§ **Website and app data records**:
┌──
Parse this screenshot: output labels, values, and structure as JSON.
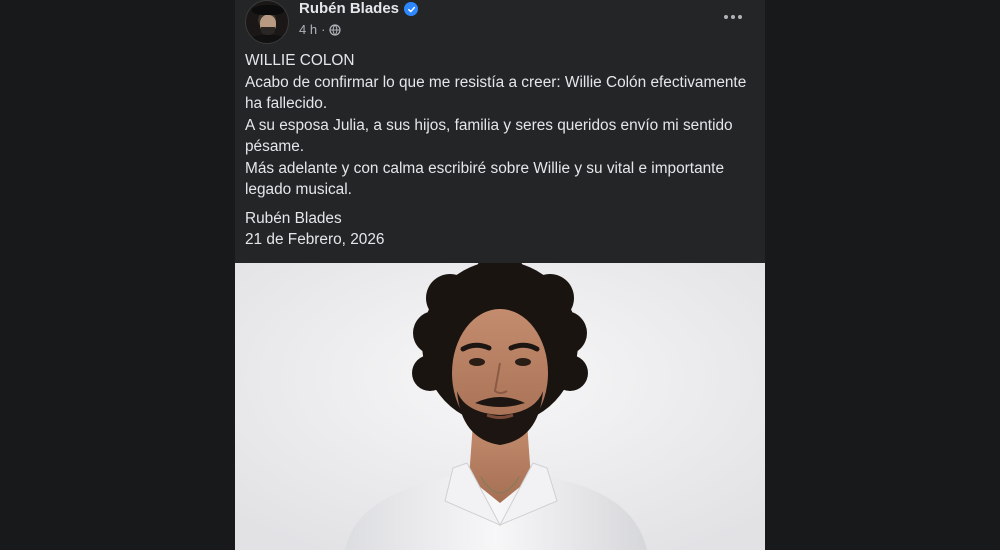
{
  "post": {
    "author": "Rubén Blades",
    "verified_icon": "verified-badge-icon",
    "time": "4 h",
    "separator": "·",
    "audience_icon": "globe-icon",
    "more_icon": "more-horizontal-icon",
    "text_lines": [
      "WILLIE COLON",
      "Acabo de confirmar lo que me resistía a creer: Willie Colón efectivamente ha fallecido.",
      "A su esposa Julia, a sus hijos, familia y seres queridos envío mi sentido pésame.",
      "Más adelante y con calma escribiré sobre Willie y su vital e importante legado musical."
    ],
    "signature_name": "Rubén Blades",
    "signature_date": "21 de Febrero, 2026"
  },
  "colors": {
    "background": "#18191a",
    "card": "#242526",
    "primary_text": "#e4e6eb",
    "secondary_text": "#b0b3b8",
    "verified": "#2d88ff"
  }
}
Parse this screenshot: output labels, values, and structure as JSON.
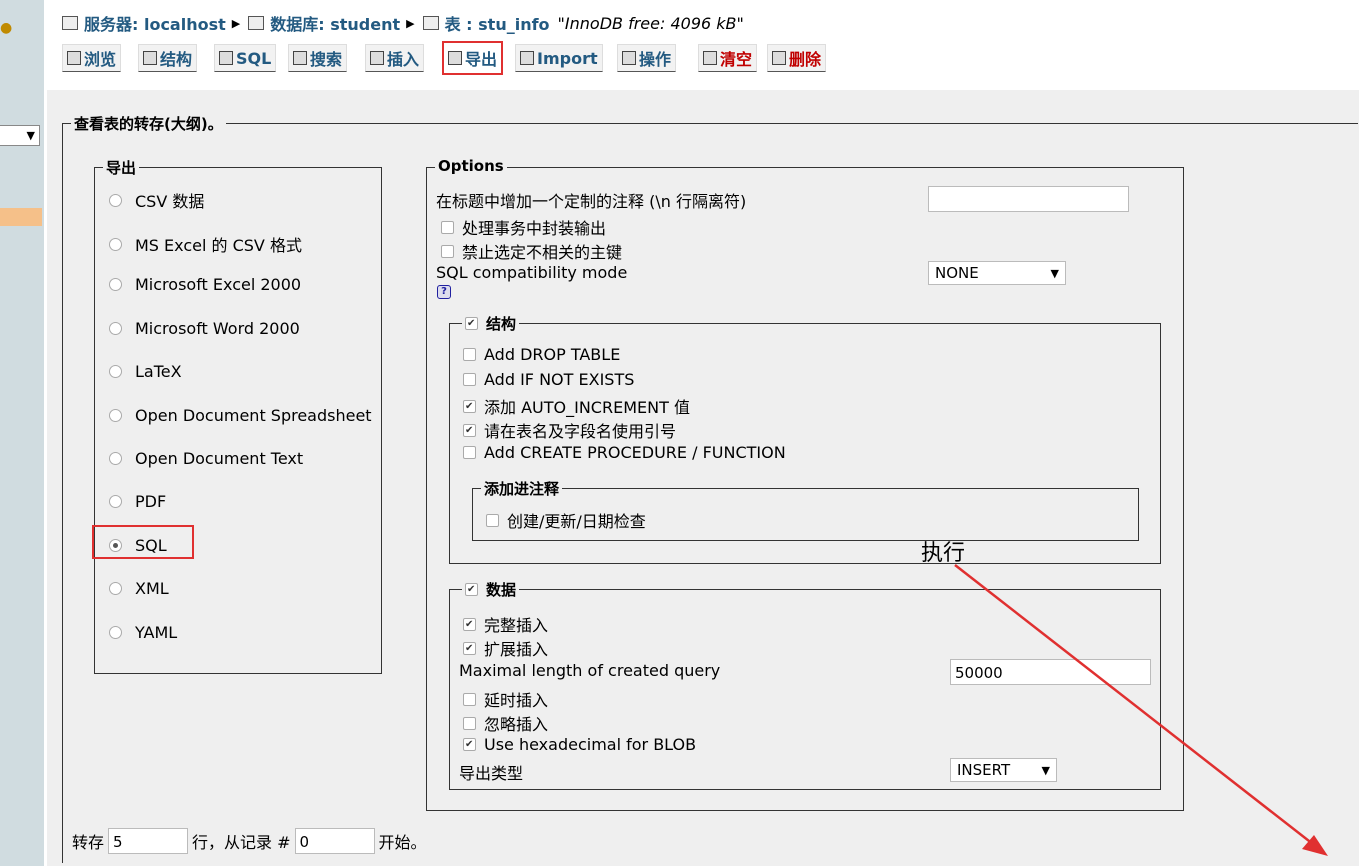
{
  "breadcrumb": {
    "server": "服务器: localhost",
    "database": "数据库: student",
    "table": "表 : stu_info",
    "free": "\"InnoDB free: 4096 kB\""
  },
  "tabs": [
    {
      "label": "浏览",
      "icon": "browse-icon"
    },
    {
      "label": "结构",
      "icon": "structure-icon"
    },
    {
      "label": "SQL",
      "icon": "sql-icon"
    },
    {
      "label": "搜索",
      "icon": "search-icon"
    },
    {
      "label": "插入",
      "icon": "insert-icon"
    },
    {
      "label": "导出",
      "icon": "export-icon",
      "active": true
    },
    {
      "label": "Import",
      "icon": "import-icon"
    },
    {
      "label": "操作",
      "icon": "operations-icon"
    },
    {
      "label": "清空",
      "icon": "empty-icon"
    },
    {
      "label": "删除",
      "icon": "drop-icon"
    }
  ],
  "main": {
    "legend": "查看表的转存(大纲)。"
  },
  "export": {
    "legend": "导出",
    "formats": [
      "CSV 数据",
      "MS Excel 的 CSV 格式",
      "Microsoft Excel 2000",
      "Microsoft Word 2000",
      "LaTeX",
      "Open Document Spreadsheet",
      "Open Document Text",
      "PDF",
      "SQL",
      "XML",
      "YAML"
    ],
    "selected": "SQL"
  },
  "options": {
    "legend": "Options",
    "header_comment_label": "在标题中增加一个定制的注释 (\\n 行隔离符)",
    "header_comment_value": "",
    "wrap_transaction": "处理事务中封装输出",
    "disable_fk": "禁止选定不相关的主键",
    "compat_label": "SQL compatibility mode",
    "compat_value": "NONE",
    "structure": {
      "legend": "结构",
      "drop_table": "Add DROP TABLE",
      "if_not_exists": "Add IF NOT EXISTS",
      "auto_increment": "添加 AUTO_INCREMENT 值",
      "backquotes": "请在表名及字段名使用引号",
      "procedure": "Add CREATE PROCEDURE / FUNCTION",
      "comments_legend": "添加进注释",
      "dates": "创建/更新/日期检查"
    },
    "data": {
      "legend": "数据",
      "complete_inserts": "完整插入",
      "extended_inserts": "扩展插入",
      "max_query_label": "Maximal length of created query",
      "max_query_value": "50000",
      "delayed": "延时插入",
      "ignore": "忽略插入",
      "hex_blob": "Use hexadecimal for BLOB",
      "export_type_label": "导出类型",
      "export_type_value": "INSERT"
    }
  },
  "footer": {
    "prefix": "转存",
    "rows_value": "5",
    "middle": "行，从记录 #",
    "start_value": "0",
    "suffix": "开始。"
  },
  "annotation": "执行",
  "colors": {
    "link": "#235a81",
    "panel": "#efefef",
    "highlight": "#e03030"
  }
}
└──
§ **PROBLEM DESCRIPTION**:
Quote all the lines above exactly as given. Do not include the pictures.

§ **ANSWER TO THIS PROBLEM**:
Parse this screenshot: output labels, values, and structure as JSON.
{
  "post": {
    "author": "Rubén Blades",
    "verified_icon": "verified-badge-icon",
    "time": "4 h",
    "separator": "·",
    "audience_icon": "globe-icon",
    "more_icon": "more-horizontal-icon",
    "text_lines": [
      "WILLIE COLON",
      "Acabo de confirmar lo que me resistía a creer: Willie Colón efectivamente ha fallecido.",
      "A su esposa Julia, a sus hijos, familia y seres queridos envío mi sentido pésame.",
      "Más adelante y con calma escribiré sobre Willie y su vital e importante legado musical."
    ],
    "signature_name": "Rubén Blades",
    "signature_date": "21 de Febrero, 2026"
  },
  "colors": {
    "background": "#18191a",
    "card": "#242526",
    "primary_text": "#e4e6eb",
    "secondary_text": "#b0b3b8",
    "verified": "#2d88ff"
  }
}
Parse this screenshot: output labels, values, and structure as JSON.
{
  "breadcrumb": {
    "server": "服务器: localhost",
    "database": "数据库: student",
    "table": "表 : stu_info",
    "free": "\"InnoDB free: 4096 kB\""
  },
  "tabs": [
    {
      "label": "浏览",
      "icon": "browse-icon"
    },
    {
      "label": "结构",
      "icon": "structure-icon"
    },
    {
      "label": "SQL",
      "icon": "sql-icon"
    },
    {
      "label": "搜索",
      "icon": "search-icon"
    },
    {
      "label": "插入",
      "icon": "insert-icon"
    },
    {
      "label": "导出",
      "icon": "export-icon",
      "active": true
    },
    {
      "label": "Import",
      "icon": "import-icon"
    },
    {
      "label": "操作",
      "icon": "operations-icon"
    },
    {
      "label": "清空",
      "icon": "empty-icon"
    },
    {
      "label": "删除",
      "icon": "drop-icon"
    }
  ],
  "main": {
    "legend": "查看表的转存(大纲)。"
  },
  "export": {
    "legend": "导出",
    "formats": [
      "CSV 数据",
      "MS Excel 的 CSV 格式",
      "Microsoft Excel 2000",
      "Microsoft Word 2000",
      "LaTeX",
      "Open Document Spreadsheet",
      "Open Document Text",
      "PDF",
      "SQL",
      "XML",
      "YAML"
    ],
    "selected": "SQL"
  },
  "options": {
    "legend": "Options",
    "header_comment_label": "在标题中增加一个定制的注释 (\\n 行隔离符)",
    "header_comment_value": "",
    "wrap_transaction": "处理事务中封装输出",
    "disable_fk": "禁止选定不相关的主键",
    "compat_label": "SQL compatibility mode",
    "compat_value": "NONE",
    "structure": {
      "legend": "结构",
      "drop_table": "Add DROP TABLE",
      "if_not_exists": "Add IF NOT EXISTS",
      "auto_increment": "添加 AUTO_INCREMENT 值",
      "backquotes": "请在表名及字段名使用引号",
      "procedure": "Add CREATE PROCEDURE / FUNCTION",
      "comments_legend": "添加进注释",
      "dates": "创建/更新/日期检查"
    },
    "data": {
      "legend": "数据",
      "complete_inserts": "完整插入",
      "extended_inserts": "扩展插入",
      "max_query_label": "Maximal length of created query",
      "max_query_value": "50000",
      "delayed": "延时插入",
      "ignore": "忽略插入",
      "hex_blob": "Use hexadecimal for BLOB",
      "export_type_label": "导出类型",
      "export_type_value": "INSERT"
    }
  },
  "footer": {
    "prefix": "转存",
    "rows_value": "5",
    "middle": "行，从记录 #",
    "start_value": "0",
    "suffix": "开始。"
  },
  "annotation": "执行",
  "colors": {
    "link": "#235a81",
    "panel": "#efefef",
    "highlight": "#e03030"
  }
}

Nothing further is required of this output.